- ρ = Density of Air
- CL = Coefficient of Lift

The **density of air**, ρ (Greek: rho) (air density), is the mass per unit volume of Earth's atmosphere. Air density, like air pressure, decreases with increasing altitude. It also changes with variation in temperature or humidity. At sea level and at 15 °C, air has a density of approximately 1.225 kg/m^{3} (0.001225 g/cm^{3}, 0.0023769 slug/ft^{3}, 0.0765 lbm/ft^{3}) according to ISA (International Standard Atmosphere).
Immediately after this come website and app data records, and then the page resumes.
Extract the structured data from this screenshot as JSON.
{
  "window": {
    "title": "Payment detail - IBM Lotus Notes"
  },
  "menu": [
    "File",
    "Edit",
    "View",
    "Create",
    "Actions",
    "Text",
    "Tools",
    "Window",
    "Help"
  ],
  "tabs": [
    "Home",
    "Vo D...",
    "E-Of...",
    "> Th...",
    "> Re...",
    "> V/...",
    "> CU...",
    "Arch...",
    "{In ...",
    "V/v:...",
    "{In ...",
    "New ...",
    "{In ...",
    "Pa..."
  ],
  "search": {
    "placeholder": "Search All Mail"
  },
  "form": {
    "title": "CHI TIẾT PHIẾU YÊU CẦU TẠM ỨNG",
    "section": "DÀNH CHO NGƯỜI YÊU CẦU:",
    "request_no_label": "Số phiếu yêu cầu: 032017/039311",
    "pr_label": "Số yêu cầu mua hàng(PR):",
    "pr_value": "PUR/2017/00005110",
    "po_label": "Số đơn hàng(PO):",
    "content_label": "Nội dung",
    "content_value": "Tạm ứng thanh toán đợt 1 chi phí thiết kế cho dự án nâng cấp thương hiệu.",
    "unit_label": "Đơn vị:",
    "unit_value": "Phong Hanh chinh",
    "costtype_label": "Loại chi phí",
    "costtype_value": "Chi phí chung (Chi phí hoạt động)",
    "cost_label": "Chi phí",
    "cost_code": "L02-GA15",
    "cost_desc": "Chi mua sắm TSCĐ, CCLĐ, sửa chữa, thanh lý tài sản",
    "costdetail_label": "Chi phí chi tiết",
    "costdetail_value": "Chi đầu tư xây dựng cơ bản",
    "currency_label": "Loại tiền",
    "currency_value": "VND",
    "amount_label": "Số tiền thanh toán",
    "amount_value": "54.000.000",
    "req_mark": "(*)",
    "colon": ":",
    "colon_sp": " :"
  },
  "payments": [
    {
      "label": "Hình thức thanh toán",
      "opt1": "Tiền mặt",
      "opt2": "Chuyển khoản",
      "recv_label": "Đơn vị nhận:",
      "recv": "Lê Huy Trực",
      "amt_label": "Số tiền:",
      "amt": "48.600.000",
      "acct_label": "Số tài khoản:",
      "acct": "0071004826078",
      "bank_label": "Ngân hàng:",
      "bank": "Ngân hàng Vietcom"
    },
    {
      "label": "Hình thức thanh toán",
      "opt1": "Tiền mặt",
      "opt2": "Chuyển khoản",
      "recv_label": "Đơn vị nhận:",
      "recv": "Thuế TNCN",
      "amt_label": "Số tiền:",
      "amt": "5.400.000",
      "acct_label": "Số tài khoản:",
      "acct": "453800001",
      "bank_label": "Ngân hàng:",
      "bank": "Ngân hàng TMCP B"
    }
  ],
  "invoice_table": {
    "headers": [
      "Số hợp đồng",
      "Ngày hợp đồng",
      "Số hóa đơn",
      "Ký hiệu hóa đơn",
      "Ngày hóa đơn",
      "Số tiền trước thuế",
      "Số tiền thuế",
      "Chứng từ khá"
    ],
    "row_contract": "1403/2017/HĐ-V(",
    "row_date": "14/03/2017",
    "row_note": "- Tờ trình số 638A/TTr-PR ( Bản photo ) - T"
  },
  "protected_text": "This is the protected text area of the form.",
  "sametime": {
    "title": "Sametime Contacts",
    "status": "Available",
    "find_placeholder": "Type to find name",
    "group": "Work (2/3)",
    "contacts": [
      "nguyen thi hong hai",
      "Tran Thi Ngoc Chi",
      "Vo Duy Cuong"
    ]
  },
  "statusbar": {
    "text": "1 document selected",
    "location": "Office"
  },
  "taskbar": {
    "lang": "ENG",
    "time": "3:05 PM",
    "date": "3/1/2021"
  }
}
- At IUPAC standard temperature and pressure (0 °C and 100 kPa), dry air has a density of 1.2754 kg/m
^{3}. - At 20 °C and 101.325 kPa, dry air has a density of 1.2041 kg/m
^{3}. - At 70 °F and 14.696 psi, dry air has a density of 0.074887lb
_{m}/ft^{3}.
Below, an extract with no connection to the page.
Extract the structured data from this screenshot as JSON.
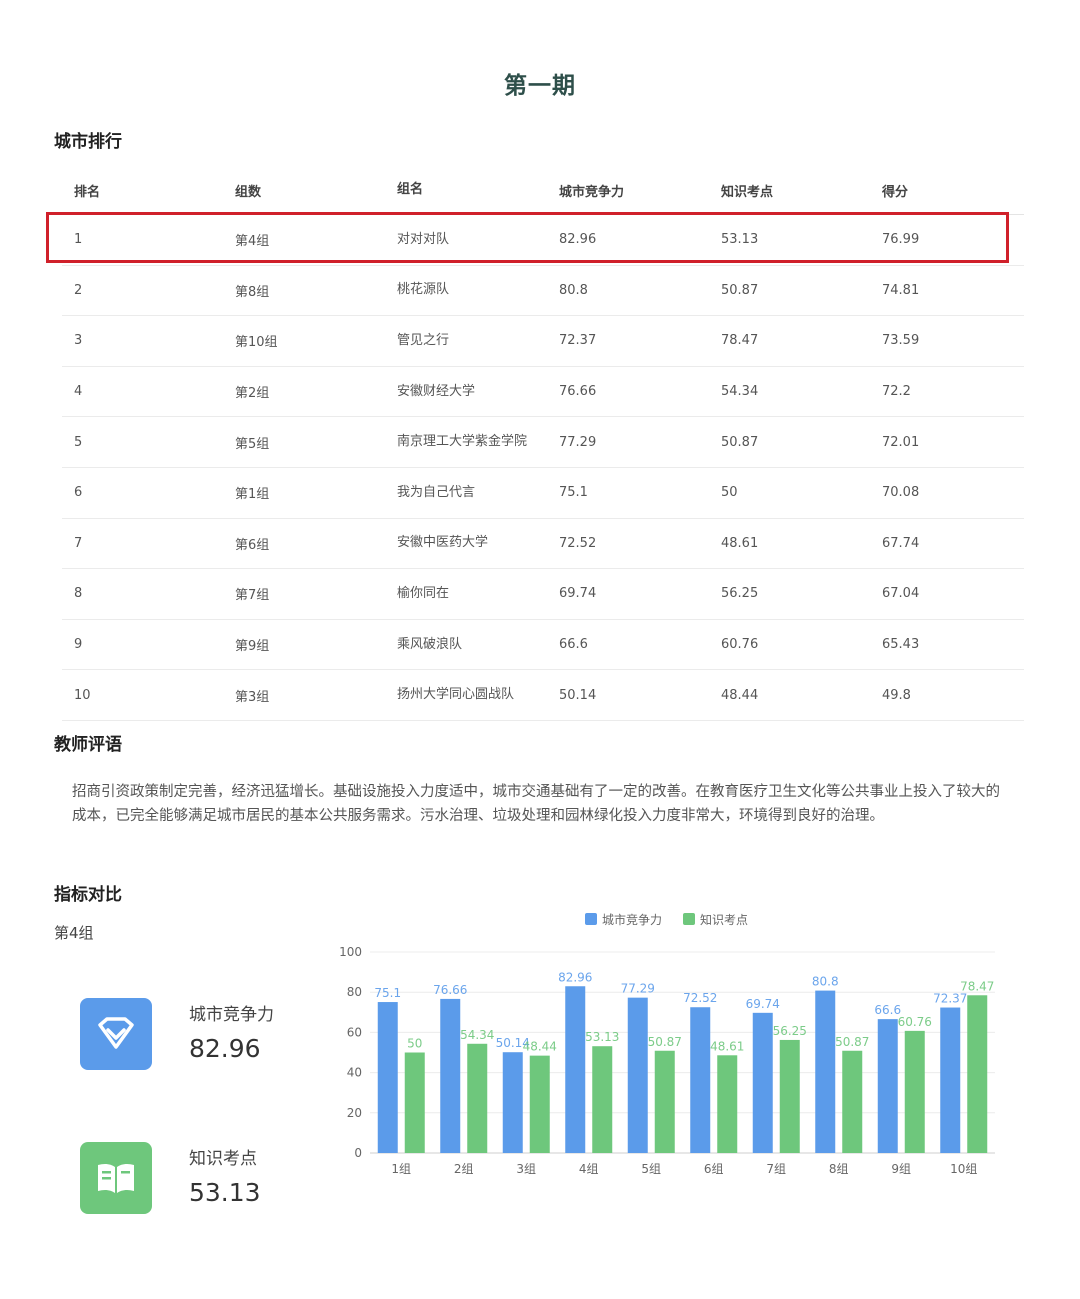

**Correction Angle**: Computes the navigation angle/azimuth correction angle using the wind speed, wind direction, flight heading and an Air Speed.**Ground Speed:**Computes the ground speed based on the wind speed, wind direction, a Flight Heading and an Air Speed.**Haversine - Distance**: Computes the distance between two points on a spherical model of the Earth along a great circle arc. This also includes the rhumb line distance and azimuth for the rhumb line.**Travel Time between Coordinates**: Computes the time to travel between to points on the globe in a great circle arc at an average velocity.**Distance to Sea Level Horizon at Altitude**: Computes the distance to the horizon from a specified height using a spherical model the mean spherical radius of the Earth**Force of Drag**: Calculates the resisting force of drag on an object flowing through a medium (e.g. air).**Force of Lift**: Computes the lifting force on the surface area of a wing based on the wing surface area, air flow velocity, density of air and a lift coefficient.**Lift Coefficient**: Compute the lift coefficient of a wing based on lift force, wing surface area, wind speed and density of air.**Velocity Needed for Takeoff**: Computes the velocity required to create more lift than the weight of an aircraft or watercraft using a wing (e.g. hydrofoil).**Glide Ratio**: Computes the glide ratio based on the change in forward distance and the change in altitude.**Wing Surface Area**: Computes the wing surface area required to achieve lift, base on a lift coefficient, lift force, wind speed and density of air.**Velocity of Air over the Wing**: Computes the velocity required to achieve a lift, based on lift coefficient, lift force, wing surface area and density of air.

- Wikipedia - http://en.wikipedia.org/wiki/Density_of_air